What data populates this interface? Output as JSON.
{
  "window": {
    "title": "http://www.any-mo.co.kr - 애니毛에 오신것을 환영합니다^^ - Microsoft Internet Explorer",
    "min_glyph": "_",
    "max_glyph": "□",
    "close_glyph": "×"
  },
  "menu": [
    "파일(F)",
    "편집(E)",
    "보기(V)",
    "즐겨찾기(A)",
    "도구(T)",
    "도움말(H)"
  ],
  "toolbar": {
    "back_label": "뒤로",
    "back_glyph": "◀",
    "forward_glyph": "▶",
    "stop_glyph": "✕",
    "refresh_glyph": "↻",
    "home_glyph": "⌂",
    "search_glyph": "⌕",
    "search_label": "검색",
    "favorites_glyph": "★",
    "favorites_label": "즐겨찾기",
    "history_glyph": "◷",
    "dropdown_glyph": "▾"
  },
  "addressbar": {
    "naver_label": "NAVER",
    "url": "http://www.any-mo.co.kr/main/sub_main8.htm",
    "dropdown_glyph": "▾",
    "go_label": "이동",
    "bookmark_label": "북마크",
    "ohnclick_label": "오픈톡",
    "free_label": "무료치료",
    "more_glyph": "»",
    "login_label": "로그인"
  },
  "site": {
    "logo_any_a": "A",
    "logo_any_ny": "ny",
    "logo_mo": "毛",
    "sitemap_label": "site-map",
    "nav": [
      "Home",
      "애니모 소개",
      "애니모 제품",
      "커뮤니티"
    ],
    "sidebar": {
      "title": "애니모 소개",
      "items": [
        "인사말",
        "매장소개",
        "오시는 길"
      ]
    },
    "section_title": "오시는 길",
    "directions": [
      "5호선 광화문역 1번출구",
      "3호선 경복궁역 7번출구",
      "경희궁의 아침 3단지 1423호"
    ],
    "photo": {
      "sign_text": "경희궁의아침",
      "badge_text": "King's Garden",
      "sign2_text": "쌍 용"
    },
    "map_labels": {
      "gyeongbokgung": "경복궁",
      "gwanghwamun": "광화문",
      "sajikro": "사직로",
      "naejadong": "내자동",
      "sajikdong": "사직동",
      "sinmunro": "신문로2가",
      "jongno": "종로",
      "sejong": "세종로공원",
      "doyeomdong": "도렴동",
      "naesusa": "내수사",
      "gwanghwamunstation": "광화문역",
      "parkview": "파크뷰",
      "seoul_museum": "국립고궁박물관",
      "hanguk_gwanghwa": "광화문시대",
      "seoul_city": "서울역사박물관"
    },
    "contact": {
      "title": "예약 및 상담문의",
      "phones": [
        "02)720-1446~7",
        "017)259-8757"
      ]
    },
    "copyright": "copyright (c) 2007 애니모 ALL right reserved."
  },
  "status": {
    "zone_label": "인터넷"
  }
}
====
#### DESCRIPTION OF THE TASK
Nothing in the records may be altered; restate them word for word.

#### OUTPUT OF THE EXERCISE
What data populates this interface? Output as JSON.
{
  "window": {
    "title": "http://www.any-mo.co.kr - 애니毛에 오신것을 환영합니다^^ - Microsoft Internet Explorer",
    "min_glyph": "_",
    "max_glyph": "□",
    "close_glyph": "×"
  },
  "menu": [
    "파일(F)",
    "편집(E)",
    "보기(V)",
    "즐겨찾기(A)",
    "도구(T)",
    "도움말(H)"
  ],
  "toolbar": {
    "back_label": "뒤로",
    "back_glyph": "◀",
    "forward_glyph": "▶",
    "stop_glyph": "✕",
    "refresh_glyph": "↻",
    "home_glyph": "⌂",
    "search_glyph": "⌕",
    "search_label": "검색",
    "favorites_glyph": "★",
    "favorites_label": "즐겨찾기",
    "history_glyph": "◷",
    "dropdown_glyph": "▾"
  },
  "addressbar": {
    "naver_label": "NAVER",
    "url": "http://www.any-mo.co.kr/main/sub_main8.htm",
    "dropdown_glyph": "▾",
    "go_label": "이동",
    "bookmark_label": "북마크",
    "ohnclick_label": "오픈톡",
    "free_label": "무료치료",
    "more_glyph": "»",
    "login_label": "로그인"
  },
  "site": {
    "logo_any_a": "A",
    "logo_any_ny": "ny",
    "logo_mo": "毛",
    "sitemap_label": "site-map",
    "nav": [
      "Home",
      "애니모 소개",
      "애니모 제품",
      "커뮤니티"
    ],
    "sidebar": {
      "title": "애니모 소개",
      "items": [
        "인사말",
        "매장소개",
        "오시는 길"
      ]
    },
    "section_title": "오시는 길",
    "directions": [
      "5호선 광화문역 1번출구",
      "3호선 경복궁역 7번출구",
      "경희궁의 아침 3단지 1423호"
    ],
    "photo": {
      "sign_text": "경희궁의아침",
      "badge_text": "King's Garden",
      "sign2_text": "쌍 용"
    },
    "map_labels": {
      "gyeongbokgung": "경복궁",
      "gwanghwamun": "광화문",
      "sajikro": "사직로",
      "naejadong": "내자동",
      "sajikdong": "사직동",
      "sinmunro": "신문로2가",
      "jongno": "종로",
      "sejong": "세종로공원",
      "doyeomdong": "도렴동",
      "naesusa": "내수사",
      "gwanghwamunstation": "광화문역",
      "parkview": "파크뷰",
      "seoul_museum": "국립고궁박물관",
      "hanguk_gwanghwa": "광화문시대",
      "seoul_city": "서울역사박물관"
    },
    "contact": {
      "title": "예약 및 상담문의",
      "phones": [
        "02)720-1446~7",
        "017)259-8757"
      ]
    },
    "copyright": "copyright (c) 2007 애니모 ALL right reserved."
  },
  "status": {
    "zone_label": "인터넷"
  }
}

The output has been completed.